YOUR OBJECTIVE
Please copy every line below that contains the string "name".

SUPPLIED ENTRIES

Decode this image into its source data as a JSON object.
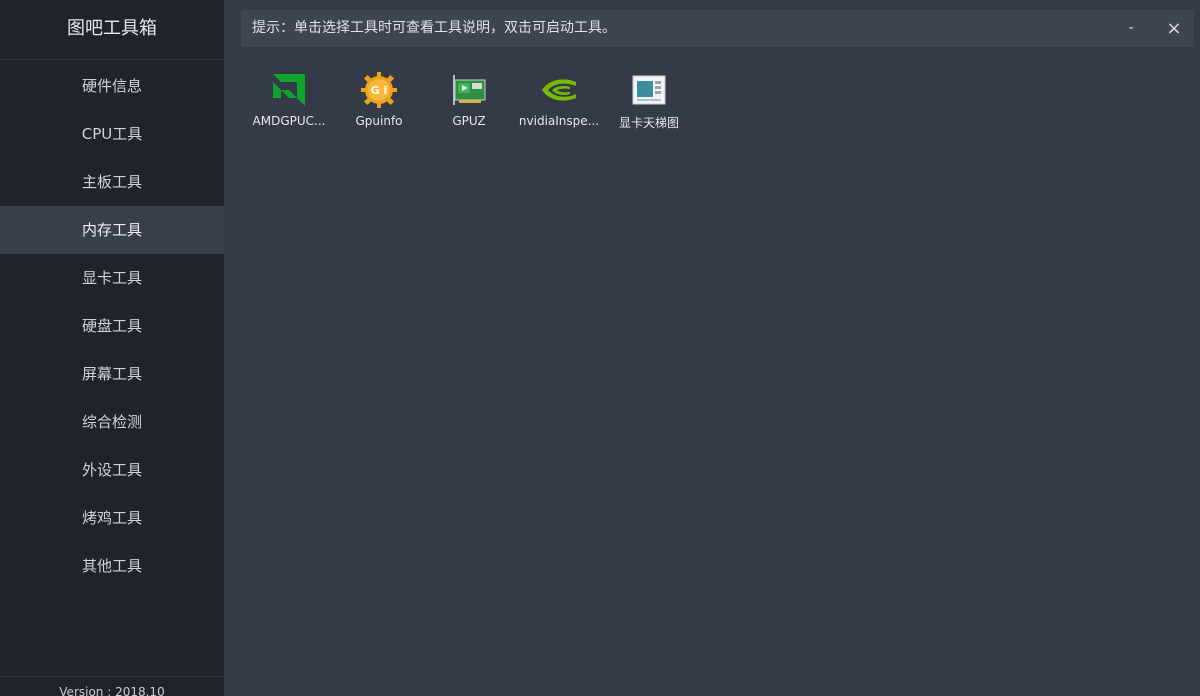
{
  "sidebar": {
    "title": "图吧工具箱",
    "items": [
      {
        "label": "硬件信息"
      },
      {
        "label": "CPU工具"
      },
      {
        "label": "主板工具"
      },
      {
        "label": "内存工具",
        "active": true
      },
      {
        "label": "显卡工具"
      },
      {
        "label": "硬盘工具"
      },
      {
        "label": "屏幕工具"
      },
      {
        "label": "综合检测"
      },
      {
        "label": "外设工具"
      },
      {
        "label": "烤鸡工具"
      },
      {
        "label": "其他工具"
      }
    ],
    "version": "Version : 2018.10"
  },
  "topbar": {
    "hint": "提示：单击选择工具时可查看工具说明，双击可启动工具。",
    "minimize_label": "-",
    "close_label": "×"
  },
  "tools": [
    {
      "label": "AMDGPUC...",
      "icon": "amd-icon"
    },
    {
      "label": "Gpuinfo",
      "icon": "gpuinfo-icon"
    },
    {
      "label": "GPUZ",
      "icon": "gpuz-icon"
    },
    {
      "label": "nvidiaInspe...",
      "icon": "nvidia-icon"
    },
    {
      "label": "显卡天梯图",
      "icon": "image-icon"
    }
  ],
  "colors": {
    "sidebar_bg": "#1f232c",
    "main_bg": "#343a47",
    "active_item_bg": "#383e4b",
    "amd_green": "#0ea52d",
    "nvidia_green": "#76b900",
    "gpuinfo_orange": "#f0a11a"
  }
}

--

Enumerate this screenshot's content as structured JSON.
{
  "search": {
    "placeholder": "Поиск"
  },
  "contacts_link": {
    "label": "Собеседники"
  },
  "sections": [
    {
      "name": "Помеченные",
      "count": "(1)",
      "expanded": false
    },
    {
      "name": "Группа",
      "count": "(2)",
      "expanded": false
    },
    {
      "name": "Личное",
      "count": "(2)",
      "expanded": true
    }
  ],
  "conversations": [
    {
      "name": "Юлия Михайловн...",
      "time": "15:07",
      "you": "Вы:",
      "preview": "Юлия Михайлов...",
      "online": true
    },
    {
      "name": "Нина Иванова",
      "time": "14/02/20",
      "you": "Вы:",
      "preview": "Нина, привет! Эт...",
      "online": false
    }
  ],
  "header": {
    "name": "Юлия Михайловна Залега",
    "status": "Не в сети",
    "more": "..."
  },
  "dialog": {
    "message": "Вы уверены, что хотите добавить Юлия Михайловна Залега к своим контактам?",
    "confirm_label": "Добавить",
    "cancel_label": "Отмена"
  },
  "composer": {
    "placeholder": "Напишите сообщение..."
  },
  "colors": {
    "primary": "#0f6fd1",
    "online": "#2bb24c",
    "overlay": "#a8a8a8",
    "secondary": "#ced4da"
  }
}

ANSWER BOX
      "name": "Помеченные",
      "name": "Группа",
      "name": "Личное",
      "name": "Юлия Михайловн...",
      "name": "Нина Иванова",
    "name": "Юлия Михайловна Залега",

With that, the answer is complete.